    • An essay, poem(s), other work of writing you have composed
    • A short film (or selection from a longer film) you have created
    • A Powerpoint or Prezzi that showcases your advocacy, exploration, or service
    • A podcast, blog, or other form of communication that shows how you are mobilizing passion in the humanities with concern, advocacy, and action
    • Make up your own format—we’re open! 
  3. Create a project that covers your question/concern and showcases your passion for one or more of the humanities! Please feel free to draw on academic work, creative work, and/or efforts you have expended in your community.
  4. Fill out the application and attach your submission. 

If selected, you’ll be asked to prepare a 15-minute presentation to make to a small group of Moravian humanities faculty and students. You’ll receive more information about this part later!

Nominations from Counselors, Teachers, and Community Leaders

Secondary school counselors, teachers, and community leaders are welcome and encouraged to nominate high school seniors who they believe will be a good fit for HF. Please complete the HF Nomination Form. The nominee will receive an email notification with instructions on how to submit their application. Questions should be directed to Christina DeJesus, Assistant Director of Undergraduate Admission at or 610-625-7854.

Student Profiles


Liz Kameen

Major: English and Political Science

Original Fellow Project: My original application to the Humanities Fellowship was an editorial article explaining how the death penalty was founded upon inhumane and racist practices.


Emma Ferraro

Major: Historical Studies and Secondary Education

Original Fellow Project: My original project for the Humanities Fellowship was a website detailing my commitment and passion towards telling the true, diverse nature of history. It also highlighted the unfortunate book and curriculum bans we are seeing currently in U.S. public schools.


Brianna Whalen

Major: Spanish and Biology

Original Fellow Project: In order to join the fellowship, I wrote a personal essay about the relationship between wealth inequality and environmentalism in my hometown.


Brooke Gormley

Major: English and Political Science

Original Fellow Project: Why I Joined the Fellowship: As someone who took a gap year, I was worried about coming to school as a much older Freshman. I thought I would struggle to make friends and find a like-minded community. The Fellowship seemed like the perfect place to discover that. While I did not end up having nearly as many issues as I had worried I would, I have found some of my closest friends in the Fellowship.


Nathan Pynchon

Major: Historical Studies

Original Fellow Project: My application project “Misinformation or Missed Information” is an argumentative research paper analyzing the dynamic between the personalization of information and our democracy as a whole. In my paper, I point to the rise of personalized media—through both partisan cable networks and social media feeds—as a contributor to the strong political polarization that we face today.
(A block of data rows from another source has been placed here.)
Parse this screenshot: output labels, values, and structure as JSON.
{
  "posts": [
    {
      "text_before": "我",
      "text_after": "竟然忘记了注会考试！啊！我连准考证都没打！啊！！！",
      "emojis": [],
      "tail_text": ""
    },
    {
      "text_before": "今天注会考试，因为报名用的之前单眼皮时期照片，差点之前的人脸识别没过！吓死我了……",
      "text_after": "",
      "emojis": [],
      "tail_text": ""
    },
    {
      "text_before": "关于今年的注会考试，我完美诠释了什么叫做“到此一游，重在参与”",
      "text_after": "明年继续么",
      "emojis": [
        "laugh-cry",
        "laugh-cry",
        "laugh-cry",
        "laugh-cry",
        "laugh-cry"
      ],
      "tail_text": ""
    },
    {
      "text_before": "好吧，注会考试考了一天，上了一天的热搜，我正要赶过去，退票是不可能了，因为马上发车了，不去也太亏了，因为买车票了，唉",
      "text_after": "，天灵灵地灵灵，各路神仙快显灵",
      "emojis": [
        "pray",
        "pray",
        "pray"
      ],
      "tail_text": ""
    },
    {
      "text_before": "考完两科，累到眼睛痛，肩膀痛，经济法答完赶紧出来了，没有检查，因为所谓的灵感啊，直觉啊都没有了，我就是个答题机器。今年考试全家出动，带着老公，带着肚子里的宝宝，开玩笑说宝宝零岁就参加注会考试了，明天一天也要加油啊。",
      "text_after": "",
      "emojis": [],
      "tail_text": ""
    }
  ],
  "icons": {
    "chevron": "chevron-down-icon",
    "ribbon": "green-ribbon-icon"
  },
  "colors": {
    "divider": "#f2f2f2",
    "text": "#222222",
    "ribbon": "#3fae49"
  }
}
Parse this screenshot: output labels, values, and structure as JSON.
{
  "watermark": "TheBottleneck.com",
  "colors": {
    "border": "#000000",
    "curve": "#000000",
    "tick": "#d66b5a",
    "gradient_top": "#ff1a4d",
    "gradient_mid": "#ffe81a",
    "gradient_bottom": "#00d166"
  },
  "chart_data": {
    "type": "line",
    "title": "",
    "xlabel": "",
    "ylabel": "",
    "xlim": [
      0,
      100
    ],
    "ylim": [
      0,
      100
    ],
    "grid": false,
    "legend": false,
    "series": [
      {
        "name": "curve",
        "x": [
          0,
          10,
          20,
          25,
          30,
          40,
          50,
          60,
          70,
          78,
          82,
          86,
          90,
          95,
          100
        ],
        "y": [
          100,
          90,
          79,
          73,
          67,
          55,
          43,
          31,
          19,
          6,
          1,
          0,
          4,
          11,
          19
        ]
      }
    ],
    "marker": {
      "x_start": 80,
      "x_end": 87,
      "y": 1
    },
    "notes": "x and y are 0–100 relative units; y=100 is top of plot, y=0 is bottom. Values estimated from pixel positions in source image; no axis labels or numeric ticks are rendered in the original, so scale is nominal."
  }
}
In discussing potential solutions, I advocate for returning the Fairness Doctrine, a FCC policy requiring broadcasters to show multiple viewpoints in their reports. I also explore the possibility of introducing an industry-lead ratings system to differentiate between news broadcasts and entertainment. Communication, and its interactions with our society throughout history, continue to be a topic of great interest to me. I am thrilled to have had the opportunity to discover this interest through this paper!


Fatimah Bouri

Major: English Writing Arts and History

Original Fellow Project: Why I Joined the Fellowship: I joined the Fellowship at the recommendation of Dr. Black and was really looking forward to meeting those also interested in the sanctity of the Humanities. My project was a poem on generational trauma and I used some personal details to illustrate the way people of color must deal with the aftermath of generational trauma passed down from our suffering ancestors.


For more information, contact Kelly Denton-Borhaug, Professor, Global Religions or John Black, Professor and Chair of the English Department & Co-Director of Medieval Studies.